→ **AIM OF THE TASK**
Only the pictures are to be left out; set down the rest of the records exactly.

→ **STORED DATA**
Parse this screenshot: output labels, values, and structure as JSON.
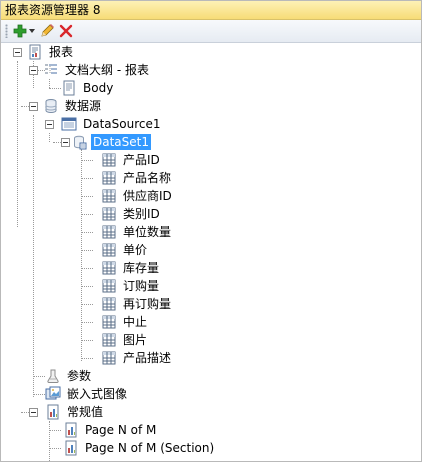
{
  "window": {
    "title": "报表资源管理器 8"
  },
  "toolbar": {
    "items": [
      {
        "icon": "add-icon",
        "has_dropdown": true
      },
      {
        "icon": "pencil-icon"
      },
      {
        "icon": "delete-icon"
      }
    ]
  },
  "tree": {
    "report": {
      "label": "报表"
    },
    "outline": {
      "label": "文档大纲 - 报表"
    },
    "body": {
      "label": "Body"
    },
    "datasources": {
      "label": "数据源"
    },
    "datasource1": {
      "label": "DataSource1"
    },
    "dataset1": {
      "label": "DataSet1",
      "selected": true
    },
    "fields": [
      {
        "label": "产品ID"
      },
      {
        "label": "产品名称"
      },
      {
        "label": "供应商ID"
      },
      {
        "label": "类别ID"
      },
      {
        "label": "单位数量"
      },
      {
        "label": "单价"
      },
      {
        "label": "库存量"
      },
      {
        "label": "订购量"
      },
      {
        "label": "再订购量"
      },
      {
        "label": "中止"
      },
      {
        "label": "图片"
      },
      {
        "label": "产品描述"
      }
    ],
    "parameters": {
      "label": "参数"
    },
    "embedded_images": {
      "label": "嵌入式图像"
    },
    "common_values": {
      "label": "常规值"
    },
    "common_items": [
      {
        "label": "Page N of M"
      },
      {
        "label": "Page N of M (Section)"
      }
    ]
  },
  "colors": {
    "title_bar": "#f7dc77",
    "selection": "#3399ff",
    "add_icon": "#2e9e2e",
    "delete_icon": "#d8262b"
  }
}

→ **ANSWER TO THIS TASK**
Parse this screenshot: output labels, values, and structure as JSON.
{
  "window": {
    "title": "报表资源管理器 8"
  },
  "toolbar": {
    "items": [
      {
        "icon": "add-icon",
        "has_dropdown": true
      },
      {
        "icon": "pencil-icon"
      },
      {
        "icon": "delete-icon"
      }
    ]
  },
  "tree": {
    "report": {
      "label": "报表"
    },
    "outline": {
      "label": "文档大纲 - 报表"
    },
    "body": {
      "label": "Body"
    },
    "datasources": {
      "label": "数据源"
    },
    "datasource1": {
      "label": "DataSource1"
    },
    "dataset1": {
      "label": "DataSet1",
      "selected": true
    },
    "fields": [
      {
        "label": "产品ID"
      },
      {
        "label": "产品名称"
      },
      {
        "label": "供应商ID"
      },
      {
        "label": "类别ID"
      },
      {
        "label": "单位数量"
      },
      {
        "label": "单价"
      },
      {
        "label": "库存量"
      },
      {
        "label": "订购量"
      },
      {
        "label": "再订购量"
      },
      {
        "label": "中止"
      },
      {
        "label": "图片"
      },
      {
        "label": "产品描述"
      }
    ],
    "parameters": {
      "label": "参数"
    },
    "embedded_images": {
      "label": "嵌入式图像"
    },
    "common_values": {
      "label": "常规值"
    },
    "common_items": [
      {
        "label": "Page N of M"
      },
      {
        "label": "Page N of M (Section)"
      }
    ]
  },
  "colors": {
    "title_bar": "#f7dc77",
    "selection": "#3399ff",
    "add_icon": "#2e9e2e",
    "delete_icon": "#d8262b"
  }
}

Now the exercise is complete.